by Kellicker PG
(SSI; Surgical Wound Infection)


A surgical site infection (SSI) is an infection linked to recent surgery. Most SSIs involve just the skin. Some may infect deep tissue or organs.

The sooner an SSI is treated, the better the outcome.

Surgical Site Infection Near the Ankle
Copyright © Nucleus Medical Media, Inc.


Bacteria are the most common cause of SSIs.

Risk Factors

Factors that may increase your chance an SSI are:

  • Poor blood circulation
  • Prior infection
  • Trauma
  • Foreign body in the wound, like a surgical mesh used for a hernia repair
  • Smoking
  • Diabetes
  • Obesity
  • Long-term medical conditions
  • Heart disease
  • Lung disease
  • Weakened immune system
  • Age (elderly and very young)


An SSI may cause:

  • more than 100.5ºF 48 hours or more after surgery
  • Chills
  • Fast heart rate
  • Chest pain
  • Symptoms in the area where the surgery took place:
    • Redness
    • Drainage
    • Pus
    • Pain
    • Swelling
    • Bad smell


Your doctor will ask about your symptoms and past heath. Your wound will be checked.

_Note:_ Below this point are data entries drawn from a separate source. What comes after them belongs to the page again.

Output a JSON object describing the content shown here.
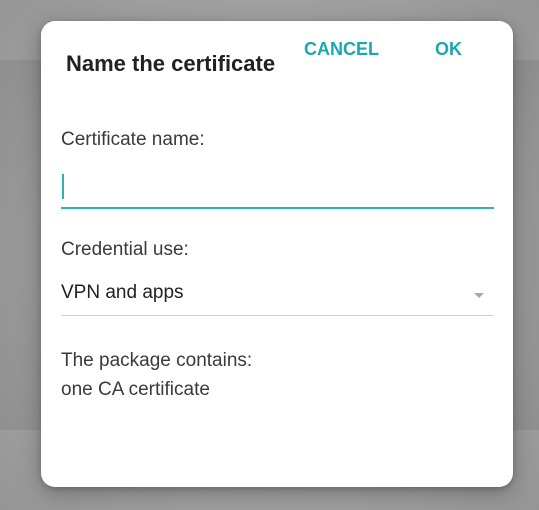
{
  "dialog": {
    "title": "Name the certificate",
    "certificate_name_label": "Certificate name:",
    "certificate_name": {
      "value": "",
      "placeholder": ""
    },
    "credential_use_label": "Credential use:",
    "credential_use": {
      "selected": "VPN and apps"
    },
    "package_info_line1": "The package contains:",
    "package_info_line2": "one CA certificate",
    "cancel_label": "CANCEL",
    "ok_label": "OK"
  },
  "colors": {
    "accent": "#2ab3b8",
    "button_text": "#1aa8b0",
    "dialog_background": "#ffffff",
    "scrim": "#9c9c9c"
  },
  "icons": {
    "dropdown": "dropdown-arrow-icon",
    "caret": "text-cursor"
  }
}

Tests may include the following:

  • Wound culture—to test for bacteria in the wound
  • Biopsy—a small piece of tissue is removed to test for bacteria
  • Ultrasound or CT scan—to look for infection in the wound and nearby areas


Treatment options include:

  • Antibiotics—may be given as pills or through IV
  • Surgery—to clean out the infection
    • The wound may need to be reopened.
    • It can be flushed with fluid to clean out pus.
  • Special dressing—to help keep area dry and clean


To help reduce your chance of an SSI, your doctor may recommend the following:

  • An antibiotic just before surgery
  • Antibiotics if there were signs of an infection at time of surgery
  • Lose weight before the surgery
  • Stop smoking
  • Wash your skin with an antiseptic soap before your surgery


American College of Surgeons 

Centers for Disease Control 


Canadian Society of Plastic Surgeons 

Wounds Canada 


Healthcare-associated infections (HAI). Centers for Disease Control website. Available at: Accessed October 2, 2019.

Stevens DL, Bisno AL, Chambers HF, et al. Practice guidelines for the diagnosis and management of skin and soft tissue infections: 2014 update by the Infectious Diseases Society of America. Clin Infect Dis. 2014;59(2):e10-e52.

Surgical site infection—prevention. EBSCO DynaMed website. Available at: . Accessed October 2, 2019.

Suspected surgical site infection - approach to the patient. EBSCO DynaMed website. Available at: . Accessed October 2, 2019.

Revision Information

  • Reviewer: EBSCO Medical Review Board Donald W. Buck II, MD
  • Review Date: 09/2019
  • Update Date: 06/12/2020